Mon, 11 Mar 2013 13:15:00 +1100

Cats don't just kill to eat.

They kill in surplus.

And when they can kill as many as 10 animals in a night, that begins to have a catastrophic impact, particularly on native wildlife.

According to Deakin University's Dr Euan Ritchie, the dingo may have a real role to play in helping reduce the feline impact on Australia's wildlife.

Talking to renowned science commentator Robyn Williams on The Science Show, Dr Ritchie said: "Well, it's a strange situation I guess to use one predator to fix a problem that of course is with another predator, but what we know from around the world is that top predators or apex predators as some people call them are quite useful in controlling other species.

"And so dingoes actually don't like cats very much, and of course you can think about your neighbour's cat, if you've got a dog they're not going to visit your yard very much. And so dingoes do a very good job of both killing cats, but of course cats, being scared of dingoes, then actually do their best to avoid them.

"An interesting piece of work by one of my PhD students has found that where dingoes are present and abundant, cats are much less active, and they are active in a smaller part of the night. And what that means is I guess it gives a leg-up to the native mammals. Cats are still there but they are much less active than they otherwise would be."


Dr Euan Ritchie
Apex predators as some people call them are quite useful in controlling other species, says Dr Euan Ritchie.
Deakin Research Commercial
Showcase facts
  • Dingoes do a very good job of killing cats who then actually do their best to avoid them.
Facebook

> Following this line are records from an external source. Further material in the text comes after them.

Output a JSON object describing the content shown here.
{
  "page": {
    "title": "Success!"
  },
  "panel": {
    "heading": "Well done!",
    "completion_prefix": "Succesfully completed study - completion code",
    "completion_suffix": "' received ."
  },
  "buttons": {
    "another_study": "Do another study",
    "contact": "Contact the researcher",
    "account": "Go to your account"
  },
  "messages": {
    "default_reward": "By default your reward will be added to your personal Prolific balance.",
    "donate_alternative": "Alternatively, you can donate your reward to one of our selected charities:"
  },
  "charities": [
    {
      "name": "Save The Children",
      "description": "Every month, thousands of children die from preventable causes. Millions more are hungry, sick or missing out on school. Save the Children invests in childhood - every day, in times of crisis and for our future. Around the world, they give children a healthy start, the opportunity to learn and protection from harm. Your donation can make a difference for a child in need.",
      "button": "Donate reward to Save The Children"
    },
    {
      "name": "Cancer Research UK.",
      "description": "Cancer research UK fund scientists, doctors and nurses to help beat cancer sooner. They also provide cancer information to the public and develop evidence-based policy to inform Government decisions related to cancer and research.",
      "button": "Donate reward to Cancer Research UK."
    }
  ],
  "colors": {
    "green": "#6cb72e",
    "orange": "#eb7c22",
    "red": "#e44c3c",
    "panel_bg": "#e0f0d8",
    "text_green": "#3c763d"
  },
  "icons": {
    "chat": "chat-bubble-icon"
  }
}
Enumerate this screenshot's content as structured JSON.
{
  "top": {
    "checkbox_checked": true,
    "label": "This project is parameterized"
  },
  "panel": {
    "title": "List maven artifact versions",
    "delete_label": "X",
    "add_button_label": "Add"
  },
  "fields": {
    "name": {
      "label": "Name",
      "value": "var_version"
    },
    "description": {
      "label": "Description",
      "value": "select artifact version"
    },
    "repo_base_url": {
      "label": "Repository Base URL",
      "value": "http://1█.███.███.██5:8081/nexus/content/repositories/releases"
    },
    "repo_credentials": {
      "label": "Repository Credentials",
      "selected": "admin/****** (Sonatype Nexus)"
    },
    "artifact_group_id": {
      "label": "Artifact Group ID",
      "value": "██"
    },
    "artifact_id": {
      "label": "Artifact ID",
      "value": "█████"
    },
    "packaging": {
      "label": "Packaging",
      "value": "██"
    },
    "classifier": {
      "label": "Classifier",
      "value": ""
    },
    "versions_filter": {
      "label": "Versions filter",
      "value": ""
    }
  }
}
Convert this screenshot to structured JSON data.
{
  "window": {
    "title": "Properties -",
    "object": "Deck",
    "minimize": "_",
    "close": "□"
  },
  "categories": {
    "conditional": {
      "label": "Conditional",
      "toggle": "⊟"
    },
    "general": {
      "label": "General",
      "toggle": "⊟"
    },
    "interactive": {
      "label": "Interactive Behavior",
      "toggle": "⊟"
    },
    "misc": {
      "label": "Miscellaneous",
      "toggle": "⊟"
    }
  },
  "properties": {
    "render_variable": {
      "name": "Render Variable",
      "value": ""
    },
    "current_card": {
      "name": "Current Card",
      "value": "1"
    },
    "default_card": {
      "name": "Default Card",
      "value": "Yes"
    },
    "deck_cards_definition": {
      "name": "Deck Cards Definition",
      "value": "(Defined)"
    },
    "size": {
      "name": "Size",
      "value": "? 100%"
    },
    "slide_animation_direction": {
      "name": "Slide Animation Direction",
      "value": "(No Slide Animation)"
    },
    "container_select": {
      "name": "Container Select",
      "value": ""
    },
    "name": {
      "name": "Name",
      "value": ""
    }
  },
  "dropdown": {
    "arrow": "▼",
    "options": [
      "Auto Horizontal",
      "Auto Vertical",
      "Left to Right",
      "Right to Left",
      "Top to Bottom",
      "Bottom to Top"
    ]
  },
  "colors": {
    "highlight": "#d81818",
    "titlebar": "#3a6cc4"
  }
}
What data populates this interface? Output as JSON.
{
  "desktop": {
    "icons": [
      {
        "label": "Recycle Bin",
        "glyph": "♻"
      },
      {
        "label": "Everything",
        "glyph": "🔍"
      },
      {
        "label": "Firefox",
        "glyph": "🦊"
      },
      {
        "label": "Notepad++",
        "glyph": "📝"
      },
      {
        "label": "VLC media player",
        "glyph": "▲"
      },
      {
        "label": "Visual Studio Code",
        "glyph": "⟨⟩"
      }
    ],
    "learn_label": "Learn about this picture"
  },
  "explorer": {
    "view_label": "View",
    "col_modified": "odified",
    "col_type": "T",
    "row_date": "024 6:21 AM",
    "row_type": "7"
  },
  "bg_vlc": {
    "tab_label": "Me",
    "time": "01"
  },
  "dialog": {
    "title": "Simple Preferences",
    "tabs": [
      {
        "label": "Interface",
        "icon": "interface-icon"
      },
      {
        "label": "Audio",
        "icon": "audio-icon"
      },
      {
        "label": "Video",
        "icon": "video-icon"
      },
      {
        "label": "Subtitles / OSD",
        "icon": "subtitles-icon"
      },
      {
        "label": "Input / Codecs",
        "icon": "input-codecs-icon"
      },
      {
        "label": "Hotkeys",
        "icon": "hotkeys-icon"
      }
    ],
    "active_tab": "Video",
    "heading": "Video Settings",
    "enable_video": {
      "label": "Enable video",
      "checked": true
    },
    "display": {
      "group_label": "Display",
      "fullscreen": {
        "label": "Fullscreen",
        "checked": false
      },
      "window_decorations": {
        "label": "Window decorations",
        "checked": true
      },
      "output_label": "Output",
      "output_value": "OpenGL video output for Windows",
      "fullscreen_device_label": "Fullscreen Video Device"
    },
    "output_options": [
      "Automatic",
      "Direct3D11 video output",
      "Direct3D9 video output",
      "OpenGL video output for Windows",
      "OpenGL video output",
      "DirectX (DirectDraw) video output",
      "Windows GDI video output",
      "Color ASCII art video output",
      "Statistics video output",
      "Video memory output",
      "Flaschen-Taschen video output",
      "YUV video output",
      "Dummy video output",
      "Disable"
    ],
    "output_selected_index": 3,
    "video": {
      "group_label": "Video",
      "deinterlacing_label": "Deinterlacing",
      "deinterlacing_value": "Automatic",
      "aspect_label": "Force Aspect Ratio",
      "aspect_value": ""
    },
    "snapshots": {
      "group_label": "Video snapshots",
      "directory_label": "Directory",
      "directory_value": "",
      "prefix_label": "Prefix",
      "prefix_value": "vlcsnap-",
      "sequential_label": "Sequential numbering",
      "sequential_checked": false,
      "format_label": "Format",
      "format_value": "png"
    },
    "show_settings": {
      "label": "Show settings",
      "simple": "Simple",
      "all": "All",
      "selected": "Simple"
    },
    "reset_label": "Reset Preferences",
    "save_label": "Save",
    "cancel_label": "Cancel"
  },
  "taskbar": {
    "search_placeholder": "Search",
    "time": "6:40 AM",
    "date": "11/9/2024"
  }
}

Deakin University acknowledges the traditional land owners of present campus sites.

20th August 2012